Finally, you have to pay your current and future employees what the market will bear. Regardless of where you find talent in your labor, the costs are going to increase in 2022.
Have you reset your budgets and expectations for inflation? If the answer is “no”, you need to understand that there are competitors out there answering “yes”. Costs are going up, so if you bid too low, you’re going to have a hard time delivering what your client needs. Too many of these break-even bids and you’re letting manpower go. And then the rest of your talent starts to follow suit.
It may not be a sexy answer, nor do contractors want to hear it, but the biggest differentiator will be money. Your manpower budget must go up. Contractors are slow to adjust and most are still trying to under pay. It won’t fly this year.
If you, as a contractor, want to attract and keep skilled talent you will need to pay them more money in 2022. Higher wages & higher per diem. You’ll end up paying regardless, and how long you fight it will determine how much waste you have until you figure it out.
Companies like Industrial Skilled Trades have skilled tradespeople on their ‘deep bench.’ They can take the brunt by working with contractors to fill roles for every stage of a project, ensuring you have the correct workforce levels throughout.
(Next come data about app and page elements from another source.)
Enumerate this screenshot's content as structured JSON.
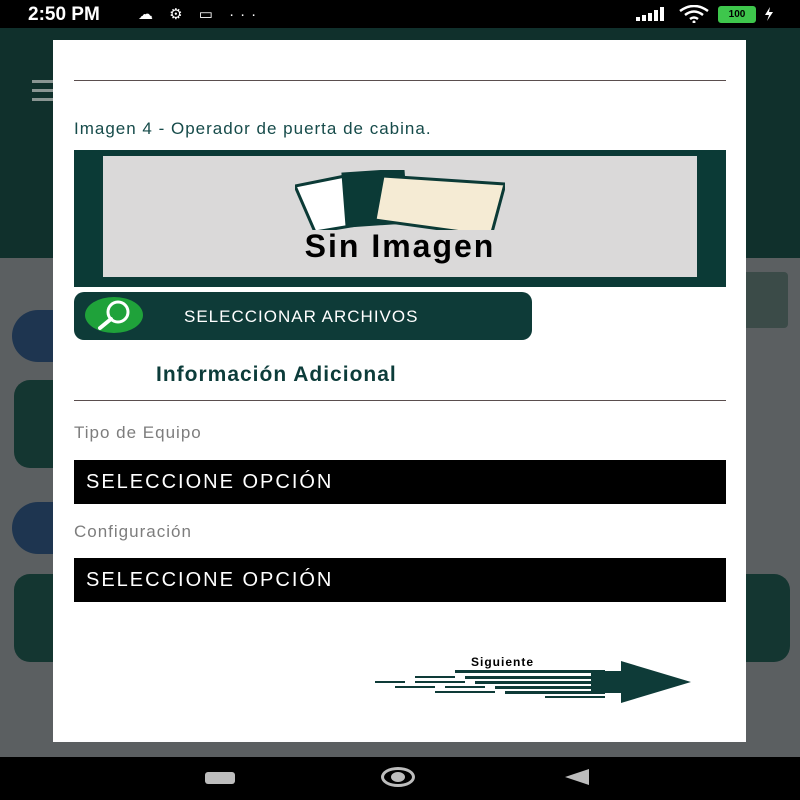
{
  "status_bar": {
    "time": "2:50 PM",
    "left_icons": [
      "chat-bubble-icon",
      "gear-icon",
      "screen-icon",
      "more-dots-icon"
    ],
    "left_icons_text": "☁ ⚙ ▭ ···",
    "battery": "100",
    "right_icons": [
      "signal-icon",
      "wifi-icon",
      "battery-icon",
      "charging-icon"
    ]
  },
  "dialog": {
    "image_caption": "Imagen 4 - Operador de puerta de cabina.",
    "placeholder_text": "Sin Imagen",
    "select_files_label": "SELECCIONAR ARCHIVOS",
    "section_title": "Información Adicional",
    "fields": [
      {
        "label": "Tipo de Equipo",
        "value": "SELECCIONE OPCIÓN"
      },
      {
        "label": "Configuración",
        "value": "SELECCIONE OPCIÓN"
      }
    ],
    "next_label": "Siguiente"
  },
  "colors": {
    "accent_dark_green": "#0e3b38",
    "search_green": "#1fa23a",
    "select_bg": "#000000"
  }
}
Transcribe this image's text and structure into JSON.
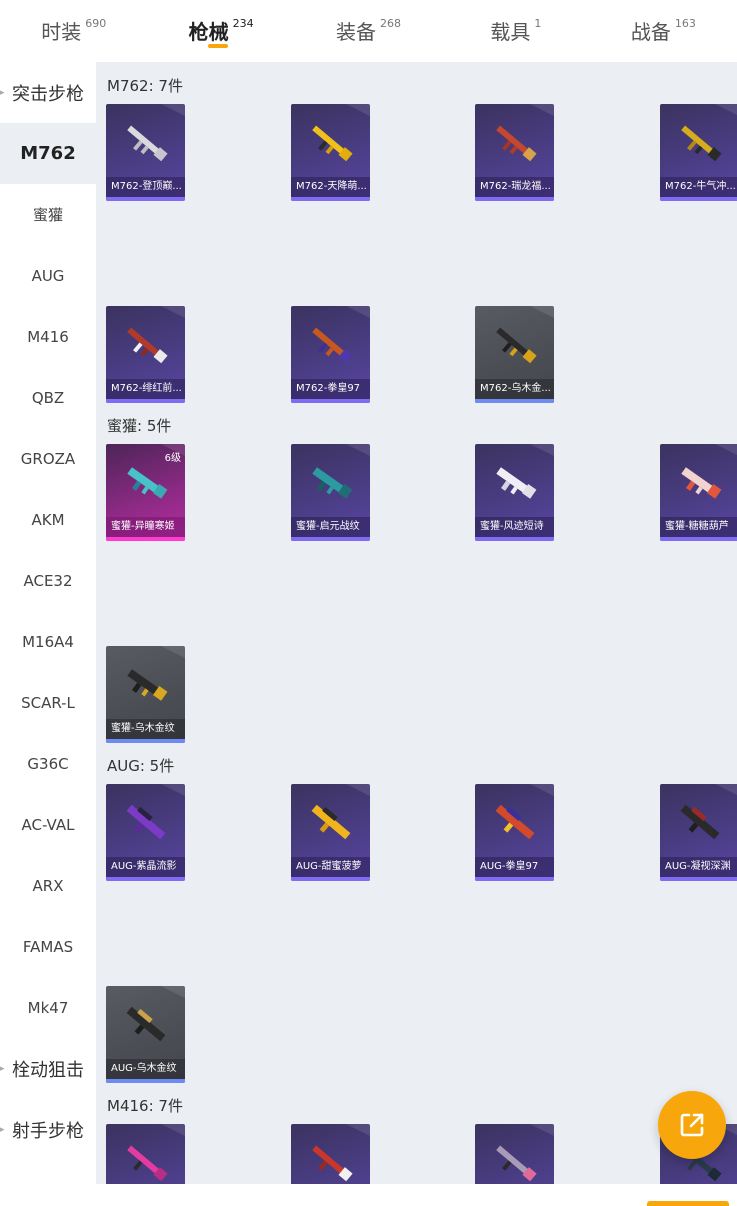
{
  "tabs": [
    {
      "label": "时装",
      "count": "690"
    },
    {
      "label": "枪械",
      "count": "234"
    },
    {
      "label": "装备",
      "count": "268"
    },
    {
      "label": "载具",
      "count": "1"
    },
    {
      "label": "战备",
      "count": "163"
    }
  ],
  "sidebar": {
    "items": [
      {
        "label": "突击步枪"
      },
      {
        "label": "M762"
      },
      {
        "label": "蜜獾"
      },
      {
        "label": "AUG"
      },
      {
        "label": "M416"
      },
      {
        "label": "QBZ"
      },
      {
        "label": "GROZA"
      },
      {
        "label": "AKM"
      },
      {
        "label": "ACE32"
      },
      {
        "label": "M16A4"
      },
      {
        "label": "SCAR-L"
      },
      {
        "label": "G36C"
      },
      {
        "label": "AC-VAL"
      },
      {
        "label": "ARX"
      },
      {
        "label": "FAMAS"
      },
      {
        "label": "Mk47"
      },
      {
        "label": "栓动狙击"
      },
      {
        "label": "射手步枪"
      }
    ]
  },
  "sections": [
    {
      "title": "M762: 7件",
      "items": [
        {
          "label": "M762-登顶巅..."
        },
        {
          "label": "M762-天降萌..."
        },
        {
          "label": "M762-瑞龙福..."
        },
        {
          "label": "M762-牛气冲..."
        },
        {
          "label": "M762-绯红前..."
        },
        {
          "label": "M762-拳皇97"
        },
        {
          "label": "M762-乌木金..."
        }
      ]
    },
    {
      "title": "蜜獾: 5件",
      "items": [
        {
          "label": "蜜獾-异瞳寒姬",
          "badge": "6级"
        },
        {
          "label": "蜜獾-启元战纹"
        },
        {
          "label": "蜜獾-风迹短诗"
        },
        {
          "label": "蜜獾-糖糖葫芦"
        },
        {
          "label": "蜜獾-乌木金纹"
        }
      ]
    },
    {
      "title": "AUG: 5件",
      "items": [
        {
          "label": "AUG-紫晶流影"
        },
        {
          "label": "AUG-甜蜜菠萝"
        },
        {
          "label": "AUG-拳皇97"
        },
        {
          "label": "AUG-凝视深渊"
        },
        {
          "label": "AUG-乌木金纹"
        }
      ]
    },
    {
      "title": "M416: 7件"
    }
  ],
  "colors": {
    "accent": "#f7a70b",
    "content_bg": "#ebeef2",
    "rarity_purple_bar": "#7f6cf3",
    "rarity_pink_bar": "#ff3bd0"
  },
  "icons": {
    "fab": "share-external-icon"
  }
}
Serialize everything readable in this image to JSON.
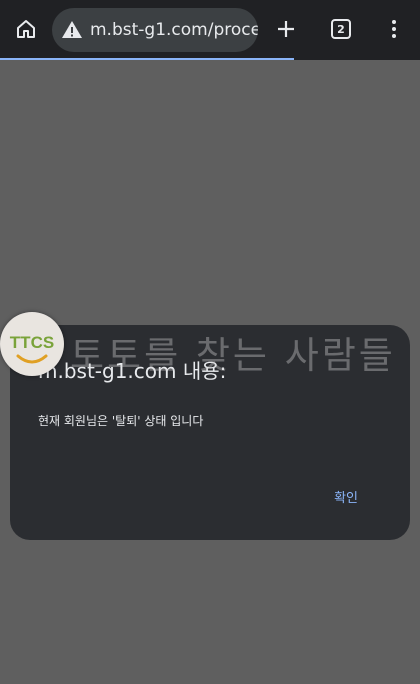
{
  "browser": {
    "url": "m.bst-g1.com/proces",
    "tab_count": "2",
    "icons": {
      "home": "home-icon",
      "warning": "warning-icon",
      "new_tab": "plus-icon",
      "tabs": "tabs-icon",
      "menu": "more-vert-icon"
    }
  },
  "dialog": {
    "title": "m.bst-g1.com 내용:",
    "message": "현재 회원님은 '탈퇴' 상태 입니다",
    "ok_label": "확인"
  },
  "watermark": {
    "logo_text": "TTCS",
    "overlay_text": "토토를 찾는 사람들"
  },
  "colors": {
    "toolbar": "#202124",
    "url_bar": "#3c4043",
    "page_dim": "#5f5f5f",
    "dialog_bg": "#2b2d31",
    "accent": "#8ab4f8"
  }
}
When is the best time to call a tradesman? Before you need ‘em. Skilled trades staffing is the ace up your sleeve for 2022 and beyond.